At a core level, programmable money is characterized by existing digitally and being programmable (automated)… it’s really that simple. Now, these capabilities have existed for some time, but it’s different today. Why, you ask… the blockchain, that’s why. Prior to the blockchain, we could automate transactions and we could have digital representations of money, but what we didn’t have was a system that exists as both components simultaneously and interdependently.
Traditionally (at least as it pertains to banking with computers), “money” has consisted of ones and zeros in a database representing the value of bills or coins (to simplify) existing outside the database… blockchain changes all that. Blockchain is not only the database, but it is also the money (again, oversimplification, but it works to illustrate the point).
Usually, to “automate” money, we’d need to reach into a database with what’s called an API (fancy tech talk for special code that allows one software to talk to another) and pull that information onto a front-end user interface.

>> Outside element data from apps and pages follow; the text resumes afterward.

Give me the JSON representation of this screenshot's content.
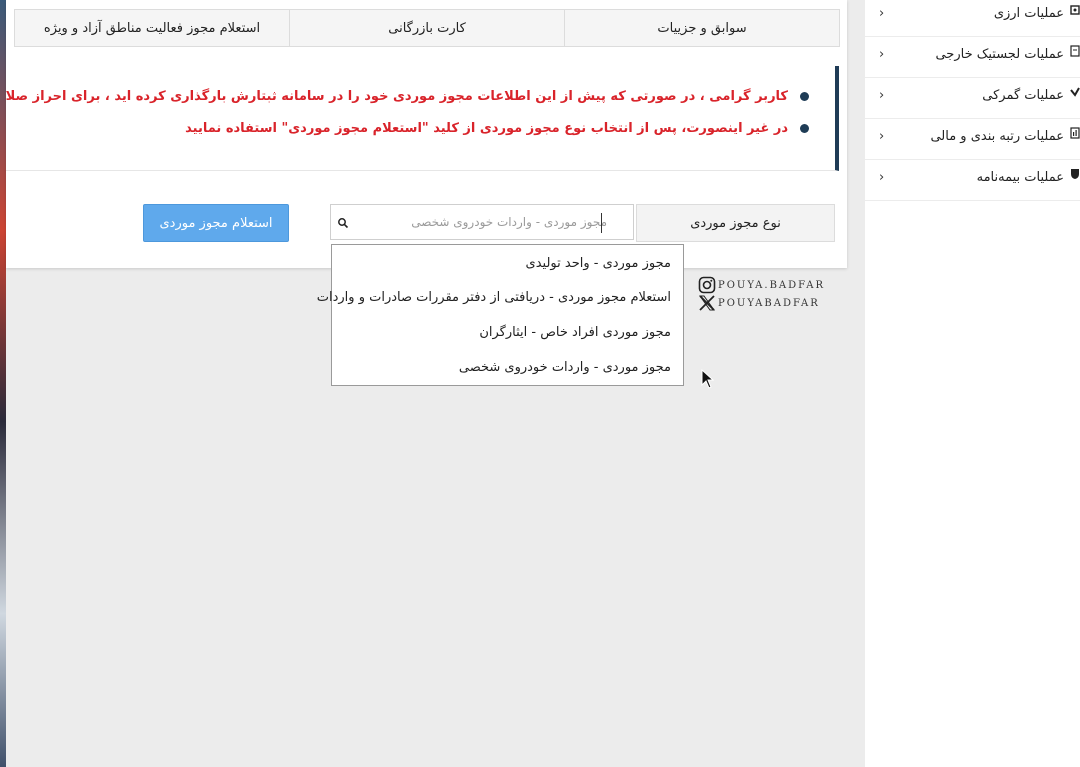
{
  "tabs": [
    {
      "label": "سوابق و جزییات"
    },
    {
      "label": "کارت بازرگانی"
    },
    {
      "label": "استعلام مجوز فعالیت مناطق آزاد و ویژه"
    }
  ],
  "notice": {
    "line1": "کاربر گرامی ، در صورتی که پیش از این اطلاعات مجوز موردی خود را در سامانه ثبتارش بارگذاری کرده اید ، برای احراز صلاحیت مجوز موردی خود",
    "line2": "در غیر اینصورت، پس از انتخاب نوع مجوز موردی از کلید \"استعلام مجوز موردی\" استفاده نمایید"
  },
  "form": {
    "license_type_label": "نوع مجوز موردی",
    "license_type_value": "مجوز موردی - واردات خودروی شخصی",
    "inquiry_button": "استعلام مجوز موردی"
  },
  "dropdown": {
    "options": [
      "مجوز موردی - واحد تولیدی",
      "استعلام مجوز موردی - دریافتی از دفتر مقررات صادرات و واردات",
      "مجوز موردی افراد خاص - ایثارگران",
      "مجوز موردی - واردات خودروی شخصی"
    ]
  },
  "watermark": {
    "instagram": "POUYA.BADFAR",
    "x": "POUYABADFAR"
  },
  "sidebar": {
    "items": [
      {
        "label": "عملیات ارزی",
        "icon": "currency-icon"
      },
      {
        "label": "عملیات لجستیک خارجی",
        "icon": "logistics-icon"
      },
      {
        "label": "عملیات گمرکی",
        "icon": "customs-icon"
      },
      {
        "label": "عملیات رتبه بندی و مالی",
        "icon": "chart-icon"
      },
      {
        "label": "عملیات بیمه‌نامه",
        "icon": "shield-icon"
      }
    ]
  },
  "colors": {
    "notice_text": "#d9232a",
    "accent_dark": "#1f3c56",
    "button_blue": "#5fa9ec"
  }
}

Think of it this way… if you bank with an application, that application is simply a graphically pleasing, usable representation of the data about your bank account. That information is being pulled out of a database with an API.
However, with the blockchain… things are going to get… weird. We all need a little more weird in our lives, right? Where a traditional database connects to an API, a blockchain database stores both value records and program logic and has some intrinsic mechanism enabling interaction between the two. The bottom line is, technical components of programmable money are inseparable and consistently functional (think stable, usable).
Using this understanding of blockchain technology in programmable money, we can then update our understanding of the definition of programmable money to mean a uniform product with both the components of storage of value and programmability built simultaneously, without the need for outside mechanisms to accomplish either. Cool, now that we know that… let’s find out how it’ll change our world, and how we think about money, make transactions, and even invest.
CBDCs And Everything Else For Sale
When we think about “our stuff” and how we get “our stuff”, we tend to think macro… and for good reason. For a long time, if you wanted something, you bought a whole lot for a lump sum. Again, this was for good reason. We all lived so far apart, things were hard to come by, transportation, care, and storage were an issue, as was communication. That’s not true any longer. We’re moving from “get a lot all at once for a lump sum” to “get a little bit when you need it for a little chunk of payment”.
Technically, this is referred to as tokenization. All it really means is that a real-world object has a digital twin representing its value on a blockchain network. Once this happens, that real world object can be traded or sold, and that process will be represented on the blockchain as a store of value as well as a record of the transaction.
We can effectively do what is done on the stock market, make everything have literal, transactable value. But let’s push it to where we’re all already going in our minds… let’s walk through a few scenarios about how programmable money could apply to a Central Bank Digital Currency (CBDC) should one be launched.
With built-in rules that constrain users, we can envision a multitude of problems that could be solved. For instance, imagine there’s a natural disaster in your state and you are granted federal money. With a programmable CBDC, those controlling the purse at a federal level could program the allocation of the funds directly into the money. And just like that… no more fat-cats at a state level syphoning off emergency funds.
Down to the last cent, the money could be programmed. In fact, it could be programmed down to the level of which vendors the money is compatible with, along with a spending amount. Just imagine, we’d never have to worry again if our local air conditioner repair man turned governor is being crooked. Think how many of our useless problems that would solve… it’s a beautiful vision. Perhaps naive, but beautiful.
Or… the money could be programmed to expire at a certain time. Let’s say we get more stimulus money. If it were a programmable CBDC, each person’s money could be set to allow them to only spend it on food and gas, and perhaps restrictions placed on how long the money can sit in the bank account so stimulating the economy would not be a choice, but built in. You don’t use your stimulus money to buy food within two months, the funds are then dead. Now, how that would work… well, people way smarter than us are probably already on the case.
Dream or Dystopian Nightmare?
To be fair, it’s easy to imagine all the good programmable money could do. We are aware, however, that the human element always tosses a wild card into our equations. Just as easily as the money could be programmed for good, it could be used in ways that could damage society beyond repair. So, will programmable money be a dream or a nightmare? Well, the jury is out on that. But we have a feeling we’re about to find out. Keep coming back, as we race into the future of money, we want you here with us.